tvOS Development: An iOS Developer’s Perspective
By Martin Young, Senior Developer
Transitioning into tvOS development from iOS is a mostly painless process. However, there are a few key differences that should be noted before development begins.
The tvOS focus engine controls which UI element is currently selected, or “focused,” and automatically determines the next selection when the user swipes on the touch pad. For the most part, this process is automatic, requiring developers only to create interactable UI elements, such as UIButtons, which are then automatically selected by the focus engine.
It is important to note that you cannot directly bring an element into focus. Instead, you set your current focus environment’s “preferredFocusView” and then call “setNeedsFocusUpdate.”
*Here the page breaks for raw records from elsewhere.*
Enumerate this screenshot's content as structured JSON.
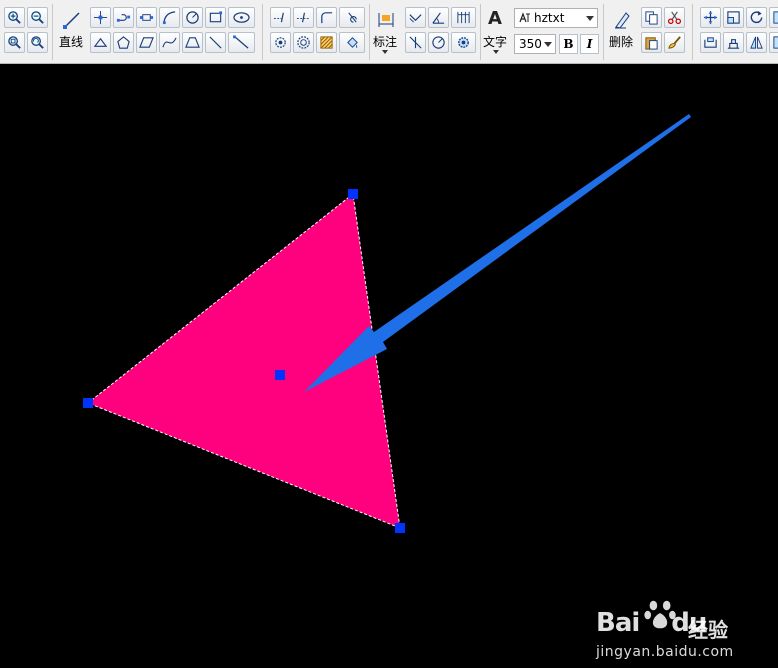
{
  "toolbar": {
    "line_label": "直线",
    "annotate_label": "标注",
    "text_label": "文字",
    "delete_label": "删除",
    "font_name": "hztxt",
    "font_size": "350",
    "bold_label": "B",
    "italic_label": "I",
    "text_glyph": "A"
  },
  "drawing": {
    "shape": "triangle",
    "fill_color": "#ff007f",
    "grip_color": "#0033ff",
    "arrow_color": "#1e6fe8"
  },
  "watermark": {
    "brand_pre": "Bai",
    "brand_post": "du",
    "brand_cn": "经验",
    "url": "jingyan.baidu.com"
  }
}
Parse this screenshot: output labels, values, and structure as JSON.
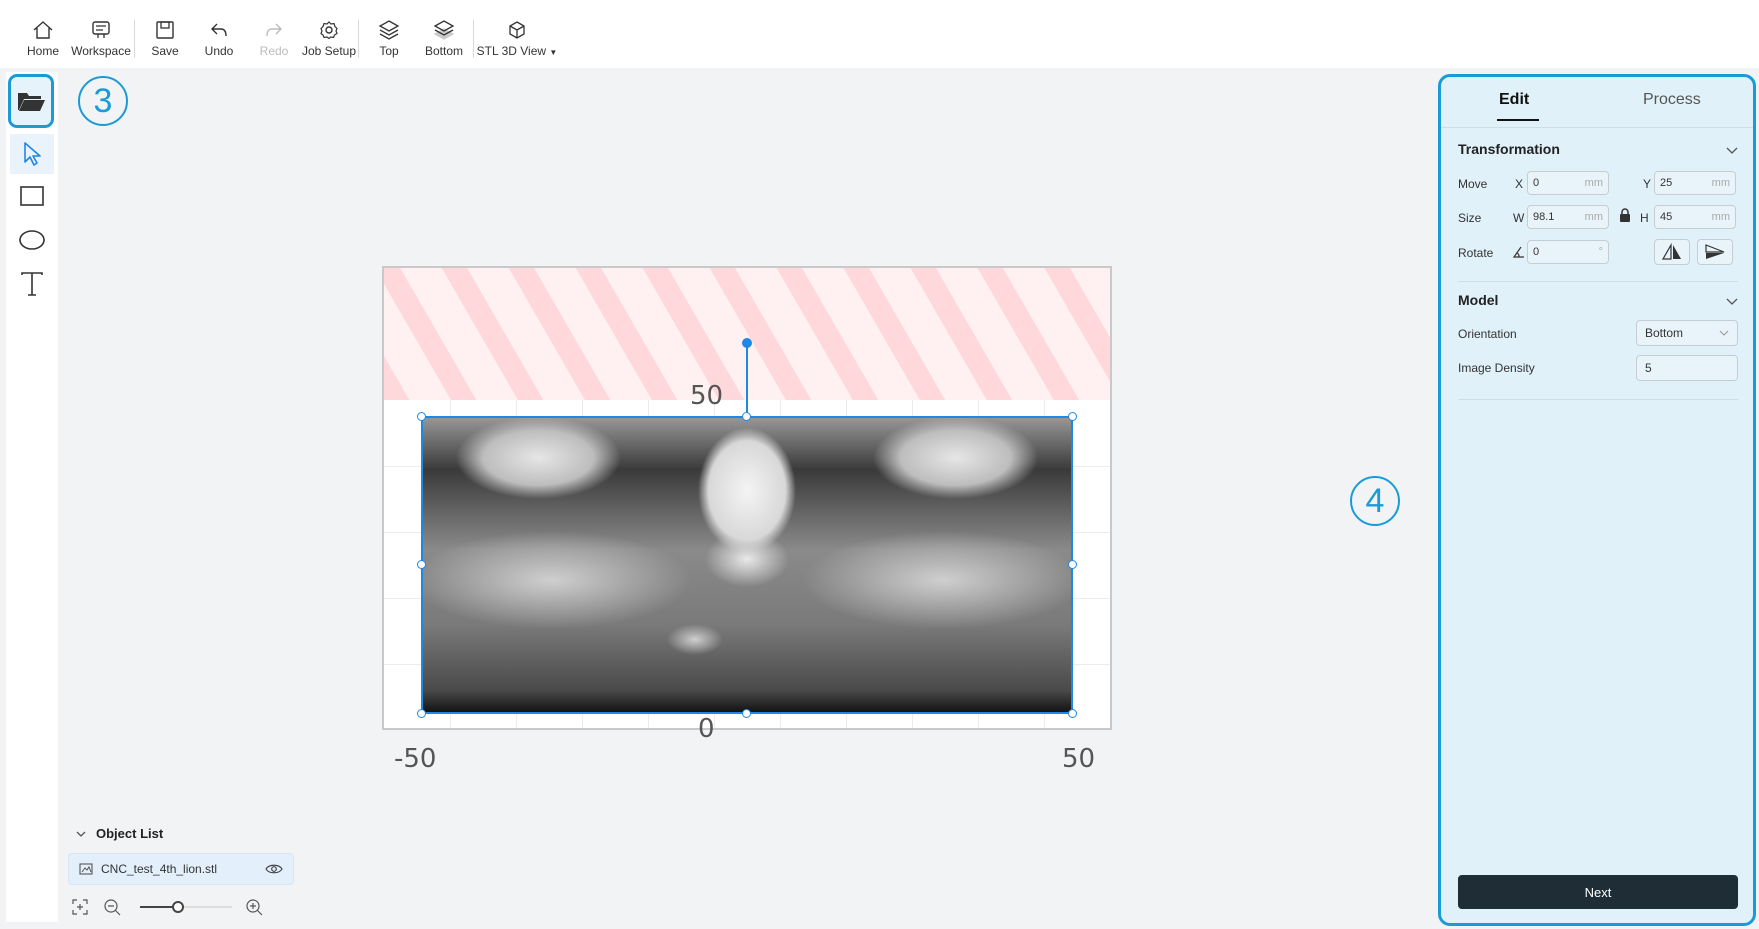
{
  "toolbar": {
    "home": "Home",
    "workspace": "Workspace",
    "save": "Save",
    "undo": "Undo",
    "redo": "Redo",
    "job_setup": "Job Setup",
    "top": "Top",
    "bottom": "Bottom",
    "stl_view": "STL 3D View"
  },
  "callouts": {
    "left": "3",
    "right": "4"
  },
  "axes": {
    "y_top": "50",
    "y_zero": "0",
    "x_left": "-50",
    "x_right": "50"
  },
  "object_list": {
    "title": "Object List",
    "items": [
      {
        "name": "CNC_test_4th_lion.stl"
      }
    ]
  },
  "panel": {
    "tabs": {
      "edit": "Edit",
      "process": "Process"
    },
    "transformation": {
      "title": "Transformation",
      "move_label": "Move",
      "size_label": "Size",
      "rotate_label": "Rotate",
      "x_label": "X",
      "y_label": "Y",
      "w_label": "W",
      "h_label": "H",
      "x_value": "0",
      "y_value": "25",
      "w_value": "98.1",
      "h_value": "45",
      "rotate_value": "0",
      "unit": "mm",
      "deg_unit": "°"
    },
    "model": {
      "title": "Model",
      "orientation_label": "Orientation",
      "orientation_value": "Bottom",
      "density_label": "Image Density",
      "density_value": "5"
    },
    "next": "Next"
  },
  "colors": {
    "accent": "#1a9bd7",
    "selection": "#1e88e5",
    "next_button": "#1f2d36"
  }
}
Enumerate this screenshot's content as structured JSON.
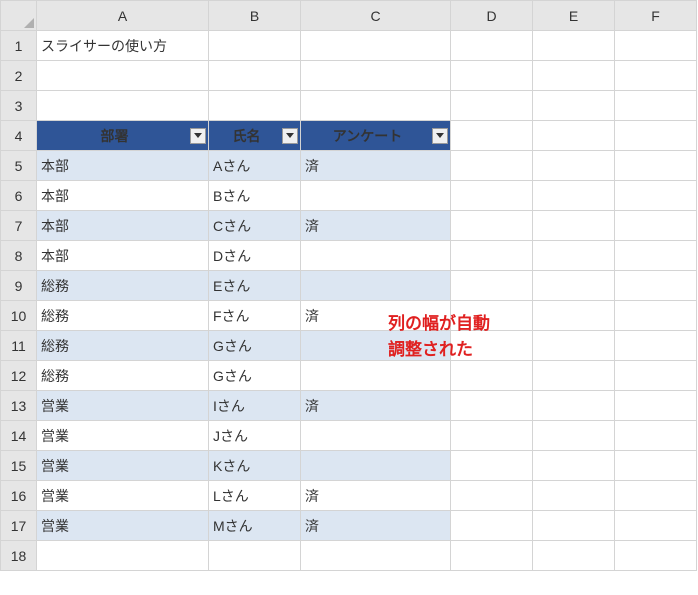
{
  "columns": [
    "A",
    "B",
    "C",
    "D",
    "E",
    "F"
  ],
  "row_count": 18,
  "cells": {
    "A1": "スライサーの使い方"
  },
  "table": {
    "header_row": 4,
    "headers": [
      "部署",
      "氏名",
      "アンケート"
    ],
    "rows": [
      {
        "r": 5,
        "dept": "本部",
        "name": "Aさん",
        "survey": "済"
      },
      {
        "r": 6,
        "dept": "本部",
        "name": "Bさん",
        "survey": ""
      },
      {
        "r": 7,
        "dept": "本部",
        "name": "Cさん",
        "survey": "済"
      },
      {
        "r": 8,
        "dept": "本部",
        "name": "Dさん",
        "survey": ""
      },
      {
        "r": 9,
        "dept": "総務",
        "name": "Eさん",
        "survey": ""
      },
      {
        "r": 10,
        "dept": "総務",
        "name": "Fさん",
        "survey": "済"
      },
      {
        "r": 11,
        "dept": "総務",
        "name": "Gさん",
        "survey": ""
      },
      {
        "r": 12,
        "dept": "総務",
        "name": "Gさん",
        "survey": ""
      },
      {
        "r": 13,
        "dept": "営業",
        "name": "Iさん",
        "survey": "済"
      },
      {
        "r": 14,
        "dept": "営業",
        "name": "Jさん",
        "survey": ""
      },
      {
        "r": 15,
        "dept": "営業",
        "name": "Kさん",
        "survey": ""
      },
      {
        "r": 16,
        "dept": "営業",
        "name": "Lさん",
        "survey": "済"
      },
      {
        "r": 17,
        "dept": "営業",
        "name": "Mさん",
        "survey": "済"
      }
    ]
  },
  "annotation": "列の幅が自動\n調整された"
}
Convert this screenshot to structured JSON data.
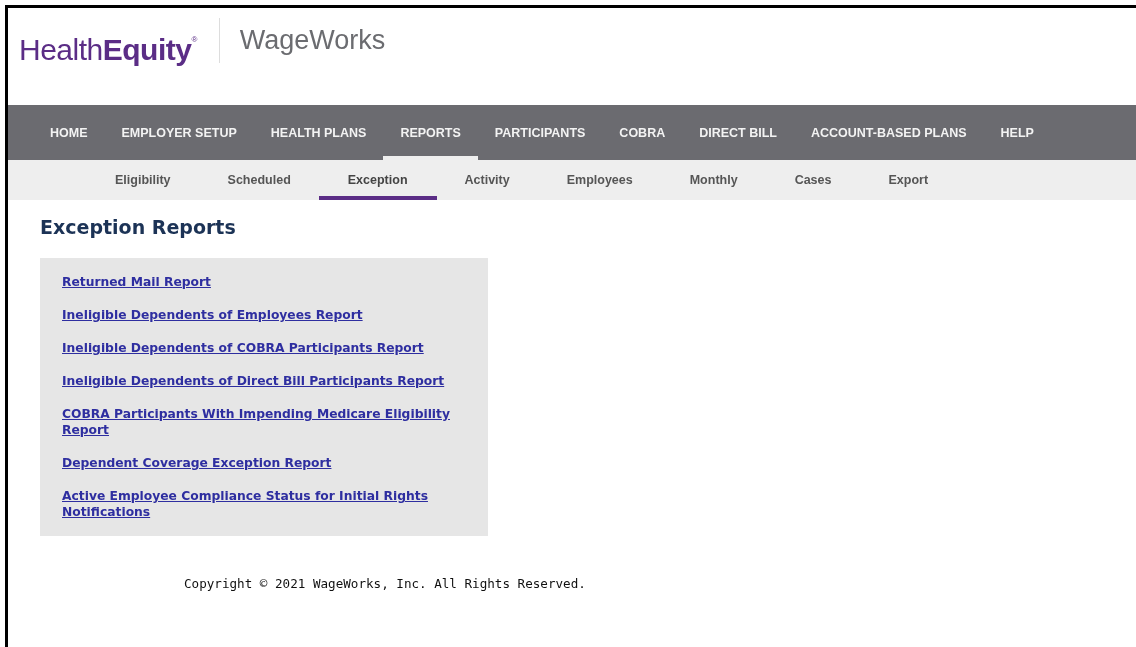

App Size Limit.
Apple has decided that tvOS apps cannot exceed 200MB for their initial download. If your app requires more disk space, you will need to download additional resources at runtime. These are called “On-Demand Resources”, and Apple can host these for you on the cloud. However, this additional content is downloaded into a cache that can be removed by the operating system. If this occurs, you will have to re-download the content.
Event Forwarding and the Menu Button.
Now that there are more buttons for users to touch, understanding the event forwarding chain becomes even more important.
This is especially relevant for handling menu button presses. Apple requires that you allow users to exit your app by pressing the menu button from a logical place, such as your home screen. However, you may wish for your menu button to do other things depending on the context (e.g. opening a pause menu). This means you will need to intercept menu button press events before they are bubbled up to the UIApplication instance, otherwise the app will automatically close.
I strongly advise that iOS devs review how event forwarding works so that they can take advantage of the new interface.
Handling Remote Input.
tvOS provides a means to access low level input data from the new remote. You can use this to do more than just navigating menus. For example, you might want to allow the user to manipulate an onscreen cursor. To accomplish this, you can use the GameController framework or intercept input with drag gesture recognizers.
tvOS provides very limited control over the onscreen keyboard. In most cases, the keyboard takes over the entire screen. If you want to display the keyboard simultaneously with your content, you should use the UISearchController.
In short, there are no web views in tvOS. Plan accordingly.
At the time of this writing, there are very few analytics platforms that support tvOS. That said, this is changing rapidly.
tvOS and iOS cannot share storyboards. If you plan on targeting both platforms, you will need to create a storyboard for each.
UI Design Differences.
The remote interface opens up new design possibilities and challenges. For example, you have a back button on the remote so providing one on screen may not be necessary.
In summary, iOS developers should have no serious problems transitioning to tvOS, but they would be wise to get acquainted with some of the differences before diving into the deep end.